Contemporary Dance 2.0

Hofesh Shechter II at the Battersea Arts Centre

Shechter II’s dazzling show is proof that the youth wing of the famous company is as dexterous as its progenitor.

Hofesh Shechter gifted the world with his eponymous company in 2008, enrapturing the dance scene. Since then, he has dazed audiences and yours truly. Now he turns his impassioned eye to the youth (how sweet) with Shechter II, selecting dancers aged between 18-25 from across the globe and developing them for two years. Building an army of little Shechters are we? Although they are hardly dance clones, as his style pedestalises (it’s a word, okay?) individuality and political awareness through movement.

The show is currently gracing the Battersea Arts Centre, before shooting up to Dance XChange Birmingham (24-25 November) for their last UK date prior to going international. The gloriously dilapidated BAC Grand Hall is pretty much left as it is, hosting only a polished floor, eight dancers, and original music and choreography by Shechter himself. Add Tom Visser‘s precise and impeccable lights, and Osnat Kelner’s flowing, multi-coloured streetwear costumes and Oh God! is it good. There my review ends, thank you for reading.

No nooo – we shall dive in further. As with so much that Shechter creates, it would be unwise to view a lack of flashy embellishment as shallowness. Grouped into five parts, the dancers hold up handwritten signs, with titles such as “with feeling” and “pop”. The soundtrack ranges from the expected thumping techno to clacking percussion and a curse‑word-heavy rap monologue that makes the school children in front of me almost combust with semi-contained laughter. Finally, classical music and Frank Sinatra’s My Way pull together an evening so tongue-in-cheek it is at risk of displacing a filling.

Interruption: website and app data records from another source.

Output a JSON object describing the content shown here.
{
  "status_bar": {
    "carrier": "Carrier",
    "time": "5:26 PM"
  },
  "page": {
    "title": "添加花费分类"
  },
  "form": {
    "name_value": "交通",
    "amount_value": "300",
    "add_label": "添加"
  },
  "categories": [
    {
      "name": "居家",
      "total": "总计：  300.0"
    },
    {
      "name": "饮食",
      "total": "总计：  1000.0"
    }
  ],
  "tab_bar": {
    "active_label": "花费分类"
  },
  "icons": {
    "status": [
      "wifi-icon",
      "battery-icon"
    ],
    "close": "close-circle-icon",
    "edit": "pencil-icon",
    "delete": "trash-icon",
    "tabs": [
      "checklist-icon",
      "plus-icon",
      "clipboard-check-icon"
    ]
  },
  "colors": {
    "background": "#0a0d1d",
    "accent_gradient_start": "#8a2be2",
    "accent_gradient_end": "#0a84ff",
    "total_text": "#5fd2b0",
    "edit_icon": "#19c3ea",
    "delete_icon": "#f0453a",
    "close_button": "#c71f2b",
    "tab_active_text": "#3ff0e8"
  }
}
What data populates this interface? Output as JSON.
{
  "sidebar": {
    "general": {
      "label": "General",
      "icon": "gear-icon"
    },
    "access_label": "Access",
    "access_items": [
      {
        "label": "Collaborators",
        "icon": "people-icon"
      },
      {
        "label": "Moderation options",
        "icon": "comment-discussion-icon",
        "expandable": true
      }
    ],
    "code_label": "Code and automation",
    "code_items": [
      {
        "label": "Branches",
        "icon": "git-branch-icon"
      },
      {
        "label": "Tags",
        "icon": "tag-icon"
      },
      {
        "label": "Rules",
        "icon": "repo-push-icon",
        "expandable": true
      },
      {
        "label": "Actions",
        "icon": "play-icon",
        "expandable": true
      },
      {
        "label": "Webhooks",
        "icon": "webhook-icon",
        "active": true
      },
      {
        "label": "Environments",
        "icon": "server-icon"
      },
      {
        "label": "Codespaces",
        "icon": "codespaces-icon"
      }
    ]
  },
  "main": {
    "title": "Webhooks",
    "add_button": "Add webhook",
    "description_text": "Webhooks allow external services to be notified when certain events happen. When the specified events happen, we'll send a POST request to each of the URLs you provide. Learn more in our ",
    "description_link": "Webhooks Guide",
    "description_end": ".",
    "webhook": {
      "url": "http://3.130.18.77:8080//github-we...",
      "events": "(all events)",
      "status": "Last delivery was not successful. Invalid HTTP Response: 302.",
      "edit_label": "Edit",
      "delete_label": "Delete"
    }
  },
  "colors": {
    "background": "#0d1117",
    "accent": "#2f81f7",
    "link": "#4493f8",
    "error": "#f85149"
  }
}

Ever refusing to be defined, Shechter’s vision is alive with nodding irony and physical winks to other genres. Throughout, with the casual aesthetic of Kelner’s mid 90’s club kid garments, Visser’s gloomy catacomb-like lighting, and maybe the dancers’ youth, we get the vitality of a night on the town.

Jabbing gun fingers and two-stepping skanking are elevated, blossoming into high art. Voguing and confident sexuality spring out from the jumping, squirming throngs of the dancers, joyously fluxing in and out of grid-like formations. Small, slight movements we civilian revellers use as stop gaps are taken up by the collective company, spun into a sequence of rare corporeal grace. One minute we can feel the hot sweat of the masses in Fabric’s club basement, next the lights open out and a cultish circle of bodies prance around an accused individual in the centre.

They move with youth and hope in their bones, making mine feel tired in comparison (and I’m sat down): so much to prove, but with a certain aimlessness of theme, as shown in the peace sign held up perplexingly in the middle of a rather aggressive section.

Tristan Carter is one to watch, long braided hair swinging as his body arches into the most fantastical shapes, along with Oscar Jinghu Li and his expressive clown-like gambolling. Every single dancer – Cristel de FrankrijkerJustine GouacheZakarius HarryAlex HaskinsKeanah Faith Simin, and Chanel Vyent – is bursting at the seams with physical humour and rippling verve.

Highlights are the sections of the more challenging pieces – the classical music and My Way; a wonderful ending to an evening bucking the trend of contemporary ballet in the most knowing way. Exploding with vibrating power, they are energised into action by conflicting impetus. Despite a rather indulgent (seemingly never-ending) bowing section and a small dip in momentum just before the final scene, this batch of Shechter’s devotees are ready for their close-up (Mr DeMille).